To speed the Corridor’s post-pandemic recovery, Planning will focus the Planning team’s efforts on issues of immediate concern to businesses and stakeholders along the Corridor, such as streamlining signage clearances, modernizing Project Impact Assessment (PIA) fee expenditures, and improving mobility along the Corridor, in order to ensure that businesses get the help they need.
City Planning will address the rezoning portion of the Ventura-Cahuenga Specific Plan Amendment as part of the Community Plan Updates underway in the Southeast and Southwest Valley. This approach will use the City’s resources more effectively and support community-by-community land-use policies and zoning that respect each neighborhood’s priorities.
City Planning will be hosting outreach events on October 27th, November 2nd, and November 4th, as part of the effort to update Project Impact Assessment (PIA) fees and allowable expenditures.
Dial In Instructions:
US: +1 213 338 8477
Use Meeting ID: 847 1273 5241 and then press #.
Press # again when prompted for participant ID.
LAUSD Family Update
Please remember that All LAUSD students who are 12 years of age and older and are part of in-person extracurricular programs must receive their first vaccine dose by no later than October 10, 2021 and their second dose by no later than October 31, 2021.
All students who are 12 years of age and older must receive their first vaccine dose by no later than November 21, 2021 and their second dose by no later than December 19, 2021. All other students must receive their first vaccine dose by no later than 30 days after their 12th birthday, and their second dose by no later than 8 weeks after their 12th birthday.
Students and families that have questions or concerns regarding the vaccine are encouraged to call our family hotline at 213-443-1300 and review the LAUSD Frequently Asked Questions.
Los Angeles Unified has partnered with a number of health professionals, community clinics, and wellness centers. The following lists offer a weekly overview of all the various clinics and locations for a local district's students, families and employees. Please use this tool to see where clinics are offered, hours of operation, and what you need to do to make an appointment or walk on!
All eligible students must upload their vaccination records in the Daily Pass.
Please click here to access the COVID vaccine appointments or visit https://achieve.lausd.net/covidvaccineappt.
Virtual Exhibit "Reimagine Public Art: Vol. 2"
Over 70 local artists reimagine the meaning of “public art” during a time of reflection and exploration during the COVID-19 pandemic. View how they tackle the pandemic’s most prevalent issues as they find ways to collectively heal, explore, and navigate virtual and physical spaces as the city reopens.
The artists selected for the Curatorial Showcases provide insight about their neighborhoods. In addition, artists featured in Curatorial Showcases will highlight upcoming public programs (online or in person) for the public to enjoy. As you explore Reimagine Public Art: Vol. 2, think about what makes YOUR neighborhood unique!

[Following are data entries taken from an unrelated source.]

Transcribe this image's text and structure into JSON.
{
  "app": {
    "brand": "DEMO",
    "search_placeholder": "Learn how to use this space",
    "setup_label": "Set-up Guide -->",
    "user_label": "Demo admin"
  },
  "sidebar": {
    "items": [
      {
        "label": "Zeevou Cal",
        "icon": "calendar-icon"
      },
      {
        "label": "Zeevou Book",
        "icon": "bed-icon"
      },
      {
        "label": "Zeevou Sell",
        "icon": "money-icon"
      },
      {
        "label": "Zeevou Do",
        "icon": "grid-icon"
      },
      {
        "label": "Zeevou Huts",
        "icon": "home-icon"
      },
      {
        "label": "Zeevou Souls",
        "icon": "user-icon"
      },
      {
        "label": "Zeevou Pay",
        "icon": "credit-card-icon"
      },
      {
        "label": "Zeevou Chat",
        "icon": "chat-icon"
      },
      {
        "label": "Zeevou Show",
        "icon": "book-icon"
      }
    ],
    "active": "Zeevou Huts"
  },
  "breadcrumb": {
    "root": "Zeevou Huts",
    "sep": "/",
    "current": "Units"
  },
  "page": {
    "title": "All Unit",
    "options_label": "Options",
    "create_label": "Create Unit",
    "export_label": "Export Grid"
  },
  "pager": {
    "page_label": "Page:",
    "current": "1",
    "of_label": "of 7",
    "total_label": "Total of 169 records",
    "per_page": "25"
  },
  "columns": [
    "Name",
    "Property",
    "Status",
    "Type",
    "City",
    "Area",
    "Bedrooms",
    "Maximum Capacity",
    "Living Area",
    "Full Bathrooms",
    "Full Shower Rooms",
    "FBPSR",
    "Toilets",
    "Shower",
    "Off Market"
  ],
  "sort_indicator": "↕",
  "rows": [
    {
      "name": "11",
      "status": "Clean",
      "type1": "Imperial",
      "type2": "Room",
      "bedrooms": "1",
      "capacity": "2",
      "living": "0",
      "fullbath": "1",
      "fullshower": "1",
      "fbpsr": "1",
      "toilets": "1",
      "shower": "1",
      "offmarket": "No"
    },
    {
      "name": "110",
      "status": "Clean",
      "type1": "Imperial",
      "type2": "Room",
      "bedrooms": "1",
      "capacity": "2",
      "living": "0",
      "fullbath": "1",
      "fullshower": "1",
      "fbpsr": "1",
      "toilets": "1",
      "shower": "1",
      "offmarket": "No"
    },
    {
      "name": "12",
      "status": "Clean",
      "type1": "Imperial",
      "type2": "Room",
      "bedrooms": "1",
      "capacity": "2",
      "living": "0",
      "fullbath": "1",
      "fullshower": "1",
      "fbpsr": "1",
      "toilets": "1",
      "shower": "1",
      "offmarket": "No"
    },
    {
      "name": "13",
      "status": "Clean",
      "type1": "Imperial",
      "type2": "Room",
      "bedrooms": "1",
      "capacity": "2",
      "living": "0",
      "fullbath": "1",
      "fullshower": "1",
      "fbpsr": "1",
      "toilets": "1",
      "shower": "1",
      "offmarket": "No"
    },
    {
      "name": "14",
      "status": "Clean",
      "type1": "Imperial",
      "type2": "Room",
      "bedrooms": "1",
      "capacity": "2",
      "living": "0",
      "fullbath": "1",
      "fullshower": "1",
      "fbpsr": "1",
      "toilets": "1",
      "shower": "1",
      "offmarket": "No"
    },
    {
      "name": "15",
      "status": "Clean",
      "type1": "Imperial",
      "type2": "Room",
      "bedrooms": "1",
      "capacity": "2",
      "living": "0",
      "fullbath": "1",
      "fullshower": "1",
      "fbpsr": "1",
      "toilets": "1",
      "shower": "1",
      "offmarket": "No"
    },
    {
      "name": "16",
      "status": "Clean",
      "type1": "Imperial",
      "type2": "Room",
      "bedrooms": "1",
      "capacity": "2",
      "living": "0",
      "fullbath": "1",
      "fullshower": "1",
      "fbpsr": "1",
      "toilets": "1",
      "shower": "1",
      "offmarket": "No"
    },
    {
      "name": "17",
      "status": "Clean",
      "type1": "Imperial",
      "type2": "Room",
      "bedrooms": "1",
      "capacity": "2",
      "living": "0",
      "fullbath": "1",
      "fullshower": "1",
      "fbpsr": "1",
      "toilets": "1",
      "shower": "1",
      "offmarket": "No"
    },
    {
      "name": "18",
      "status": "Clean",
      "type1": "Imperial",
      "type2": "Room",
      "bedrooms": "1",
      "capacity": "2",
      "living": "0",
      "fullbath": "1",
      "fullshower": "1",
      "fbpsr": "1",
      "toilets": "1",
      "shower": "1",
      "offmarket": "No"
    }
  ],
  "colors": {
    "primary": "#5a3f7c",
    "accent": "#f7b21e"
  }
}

See it online at https://culturela.org/reimagine/
In March 2021 the City of Los Angeles Department of Cultural Affairs (DCA) launched Reimagine Public Art: Vol.1 in partnership with the Center for Cultural Innovation (CCI), a virtual public art exhibition that captured the adaptation of living through the COVID-19 pandemic. It introduced a compelling lineup of artists working across all mediums to reimagine what new forms public art might take in the new hybrid public space when the city was closed. (To revisit Vol. 1, please go to the DCA Archive).